Fundamental requirement for microfluidic experiments is fabrication of microfluidic arrays. In close collaboration with Laboratory for Experimental Soft Matter at the Faculty for Mathematics and Physics and Laboratory for Photonics and Laser Systems at the Faculty for Engineering, both University of Ljubljana, we developed a high-precision direct laser micro-structuring system. The developed method, which is highly efficient and precise, uses fibre-laser generated bursts of picosecond light pulses. The set-up allows structuring of single micrometer-sized objects with a nanometre resolution. The efficiency of the method was demonstrated on a copper layer and a significant reduction of typical processing time was shown. Bursts of pulses also contribute to high quality definition of structure edges and sides. By using bursts instead of single pulses, we are able to use up to ten times lower laser energy for microfluidic structuring. The work thus opens a window to utilise compact fibre lasers, reducing the overall system complexity, size and cost (J. Phys. D: Appl. Phys., vol. 50, 325104 (2017).
The developed method for laser ablation and surface modification, which is based on using a sequence of weaker laser pulses rather than one stronger one, was used also on silicone. We have shown that by changing the energy of the pulse, pulse position, and the number of pulses in a burst, we can successfully control the crystallinity of the structure. Depending on the parameters, a transition from no observable changes of the silicon at low pulse energies, through amorphisation below the ablation threshold energy, to the ablation with either complete, partial or non-existent amorphisation was observed. Single micrometer-sized areas of desired shape and crystallinity were defined on the silicon surface with sub-micron precision (Opt. Express, vol. 25, 26356 (2017).
Described research was part of postgraduate programme, which was successfully completed with a dissertation entitled Interaction of short laser pulses with matter during direct micro-structuring.
Part of the research was done in collaboration with Condensed Matter Physics Department. We focused on observations of optothermal effects, which can transport microparticles in confined liquid crystals. Optical tweezers were used for rapid movement of laser beam in a thin layer of a nematic liquid crystal and demonstrated the appearance of fluid flows.

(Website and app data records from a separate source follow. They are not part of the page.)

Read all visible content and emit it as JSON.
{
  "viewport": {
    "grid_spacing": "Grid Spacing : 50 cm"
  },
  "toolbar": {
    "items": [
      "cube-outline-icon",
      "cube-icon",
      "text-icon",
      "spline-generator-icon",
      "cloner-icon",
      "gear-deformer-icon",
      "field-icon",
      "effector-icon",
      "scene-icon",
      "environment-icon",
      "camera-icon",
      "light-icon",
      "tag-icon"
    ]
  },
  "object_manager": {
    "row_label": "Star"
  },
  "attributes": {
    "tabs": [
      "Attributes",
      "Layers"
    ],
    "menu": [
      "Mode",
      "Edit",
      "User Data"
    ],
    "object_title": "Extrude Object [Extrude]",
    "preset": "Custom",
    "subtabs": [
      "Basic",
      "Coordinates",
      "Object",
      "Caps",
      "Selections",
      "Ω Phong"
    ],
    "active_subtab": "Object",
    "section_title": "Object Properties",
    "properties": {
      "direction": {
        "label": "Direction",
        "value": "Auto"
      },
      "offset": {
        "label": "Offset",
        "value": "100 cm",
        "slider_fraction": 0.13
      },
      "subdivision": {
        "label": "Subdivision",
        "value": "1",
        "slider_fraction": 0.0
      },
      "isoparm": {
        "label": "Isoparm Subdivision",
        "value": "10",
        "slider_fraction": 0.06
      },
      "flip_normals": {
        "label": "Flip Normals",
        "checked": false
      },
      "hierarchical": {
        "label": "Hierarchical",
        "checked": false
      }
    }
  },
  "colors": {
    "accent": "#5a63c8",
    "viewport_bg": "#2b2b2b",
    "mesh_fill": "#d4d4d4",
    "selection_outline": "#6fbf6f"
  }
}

The observed phenomenon is caused by two different mechanisms, thermoviscous expansion effects and thermally induced local melting of the liquid crystal. The flow was controlled by variation of the velocity of the focused laser beam and its intensity. This enabled creation of directed microflows in a channel-free environment (Soft Matter, vol. 13, 2449 (2017).